Martin Fotta is a researcher at the Institute of Ethnology at the Czech Academy of Sciences. He is one of the cofounders of the PrecAnthro Collective (2016). For the PrecAnthro and EASA he co-authored a report on changes to the academic profession and the casualisation of labour in Europe entitled ‘The Anthropological Career in Europe: A Complete Report on the EASA Membership Survey’. In 2021, Martin received a ‘Lumina quaeruntur’ award by the Czech Academy of Sciences. The award has enabled him to establish a research team with whom he works on a project entitled ‘Roma Atlantic: Transcontinental Logics of Ethno-Racial Identities.’
Roger Norum is Associate Professor of Cultural Anthropology at the University of Oulu, Finland, where he is Deputy Director of the Biodiverse Anthropocenes research programme. His research focuses on linkages between environment, infrastructure and mobility, primarily among transient communities in the Arctic and Asia.
He is founding editor of Palgrave’s ‘Arctic Encounters’ book series and is chair of the World Congress of Environmental History, to be held in August, 2024 in Oulu.

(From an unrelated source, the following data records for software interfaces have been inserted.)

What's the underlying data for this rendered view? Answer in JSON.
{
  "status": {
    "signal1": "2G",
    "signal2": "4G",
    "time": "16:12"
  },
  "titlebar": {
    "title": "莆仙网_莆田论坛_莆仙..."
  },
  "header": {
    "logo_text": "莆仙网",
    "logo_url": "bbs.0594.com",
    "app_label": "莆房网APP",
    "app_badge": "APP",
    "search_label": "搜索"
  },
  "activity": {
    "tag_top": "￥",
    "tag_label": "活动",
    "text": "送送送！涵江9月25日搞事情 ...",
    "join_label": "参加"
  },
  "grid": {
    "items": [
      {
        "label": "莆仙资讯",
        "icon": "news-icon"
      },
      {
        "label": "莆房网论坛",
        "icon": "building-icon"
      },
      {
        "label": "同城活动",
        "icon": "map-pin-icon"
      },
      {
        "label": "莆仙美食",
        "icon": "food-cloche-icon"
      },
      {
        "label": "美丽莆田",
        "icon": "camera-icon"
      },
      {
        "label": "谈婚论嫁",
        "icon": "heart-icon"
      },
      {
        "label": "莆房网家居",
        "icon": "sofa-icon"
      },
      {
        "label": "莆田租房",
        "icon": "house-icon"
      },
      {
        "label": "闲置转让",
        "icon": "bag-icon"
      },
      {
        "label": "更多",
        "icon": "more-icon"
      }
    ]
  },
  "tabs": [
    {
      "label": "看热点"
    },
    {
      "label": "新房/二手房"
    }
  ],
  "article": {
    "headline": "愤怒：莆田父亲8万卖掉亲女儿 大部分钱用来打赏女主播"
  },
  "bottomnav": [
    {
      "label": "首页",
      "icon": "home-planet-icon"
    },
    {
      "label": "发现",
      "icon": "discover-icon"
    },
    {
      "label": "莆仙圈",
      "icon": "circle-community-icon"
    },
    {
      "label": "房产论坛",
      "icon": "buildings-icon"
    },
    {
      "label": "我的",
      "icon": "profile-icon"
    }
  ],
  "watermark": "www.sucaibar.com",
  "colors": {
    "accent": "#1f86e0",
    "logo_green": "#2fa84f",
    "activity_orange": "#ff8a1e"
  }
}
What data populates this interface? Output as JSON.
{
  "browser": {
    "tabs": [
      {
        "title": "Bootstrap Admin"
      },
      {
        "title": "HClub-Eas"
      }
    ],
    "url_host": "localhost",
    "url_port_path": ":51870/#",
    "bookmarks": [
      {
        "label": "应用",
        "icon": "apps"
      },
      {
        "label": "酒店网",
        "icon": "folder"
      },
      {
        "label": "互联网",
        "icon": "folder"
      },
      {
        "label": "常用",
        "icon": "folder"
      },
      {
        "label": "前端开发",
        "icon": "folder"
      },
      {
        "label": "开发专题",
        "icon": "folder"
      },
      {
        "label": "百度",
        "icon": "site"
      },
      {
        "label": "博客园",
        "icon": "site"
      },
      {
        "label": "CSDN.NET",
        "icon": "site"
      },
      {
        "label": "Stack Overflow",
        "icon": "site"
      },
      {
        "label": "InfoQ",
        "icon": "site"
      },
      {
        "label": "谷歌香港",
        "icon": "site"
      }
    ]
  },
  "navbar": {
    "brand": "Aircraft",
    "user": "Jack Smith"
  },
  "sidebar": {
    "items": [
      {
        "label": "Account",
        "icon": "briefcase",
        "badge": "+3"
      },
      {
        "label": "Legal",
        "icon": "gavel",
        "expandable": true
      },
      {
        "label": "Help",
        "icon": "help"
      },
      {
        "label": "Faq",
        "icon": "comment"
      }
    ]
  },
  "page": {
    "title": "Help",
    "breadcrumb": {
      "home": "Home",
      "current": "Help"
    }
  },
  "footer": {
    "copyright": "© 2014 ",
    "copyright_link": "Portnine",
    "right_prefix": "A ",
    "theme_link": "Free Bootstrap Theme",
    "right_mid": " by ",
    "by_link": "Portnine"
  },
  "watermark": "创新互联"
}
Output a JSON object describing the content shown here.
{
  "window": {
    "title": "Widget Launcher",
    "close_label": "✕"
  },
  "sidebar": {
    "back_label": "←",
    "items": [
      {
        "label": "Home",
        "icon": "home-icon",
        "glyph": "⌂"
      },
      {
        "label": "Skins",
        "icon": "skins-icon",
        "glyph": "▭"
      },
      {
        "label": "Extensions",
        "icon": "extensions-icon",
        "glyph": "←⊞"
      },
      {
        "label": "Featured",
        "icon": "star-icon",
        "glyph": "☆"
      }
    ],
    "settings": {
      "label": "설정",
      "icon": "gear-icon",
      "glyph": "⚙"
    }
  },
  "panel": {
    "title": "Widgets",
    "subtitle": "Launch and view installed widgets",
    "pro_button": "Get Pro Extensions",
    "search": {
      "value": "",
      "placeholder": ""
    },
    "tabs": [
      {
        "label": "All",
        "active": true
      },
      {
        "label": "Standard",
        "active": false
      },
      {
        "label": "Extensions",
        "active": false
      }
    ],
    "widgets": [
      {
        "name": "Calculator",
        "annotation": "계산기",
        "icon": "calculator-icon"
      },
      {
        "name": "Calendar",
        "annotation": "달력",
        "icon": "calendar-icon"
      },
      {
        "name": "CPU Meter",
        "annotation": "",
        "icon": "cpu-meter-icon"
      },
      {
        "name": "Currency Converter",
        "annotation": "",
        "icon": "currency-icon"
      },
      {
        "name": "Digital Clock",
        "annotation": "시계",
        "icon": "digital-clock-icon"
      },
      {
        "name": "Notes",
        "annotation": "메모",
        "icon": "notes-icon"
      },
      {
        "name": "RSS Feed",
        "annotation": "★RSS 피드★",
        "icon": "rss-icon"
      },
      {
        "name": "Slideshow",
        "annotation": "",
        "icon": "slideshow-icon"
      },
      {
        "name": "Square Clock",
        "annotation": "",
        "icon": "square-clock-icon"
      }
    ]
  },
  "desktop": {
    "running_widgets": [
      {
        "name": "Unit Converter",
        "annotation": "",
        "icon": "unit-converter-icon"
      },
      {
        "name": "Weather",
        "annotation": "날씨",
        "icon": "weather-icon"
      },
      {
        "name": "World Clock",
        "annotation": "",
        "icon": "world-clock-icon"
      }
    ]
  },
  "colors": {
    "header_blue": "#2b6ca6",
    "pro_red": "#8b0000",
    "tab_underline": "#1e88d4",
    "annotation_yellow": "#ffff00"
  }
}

Clara Saraiva (PhD 1999) is a social and cultural anthropologist, a senior researcher at the Institute for the Social Sciences, University of Lisbon (ICS-UL). She was a Visiting Professor at University of California Berkeley (2013), Brown University (2001–02 and 2008) and a Research Fellow at the Watson Institute for International Studies at Brown (2001–02 and 2008). She works on the anthropology of religion and ritual, death, medical anthropology, and religion and heritage. She was PI on the HERA project HERILIGION, analysing relations between religion and heritage. She is the President of the Association of Portuguese Anthropology (APA), a board member of the World Council of Anthropological Associations (WCAA), a board member of the WCAA Ethics Task Force, and a past vice-president of the Society for International Ethnology and Folklore (SIEF).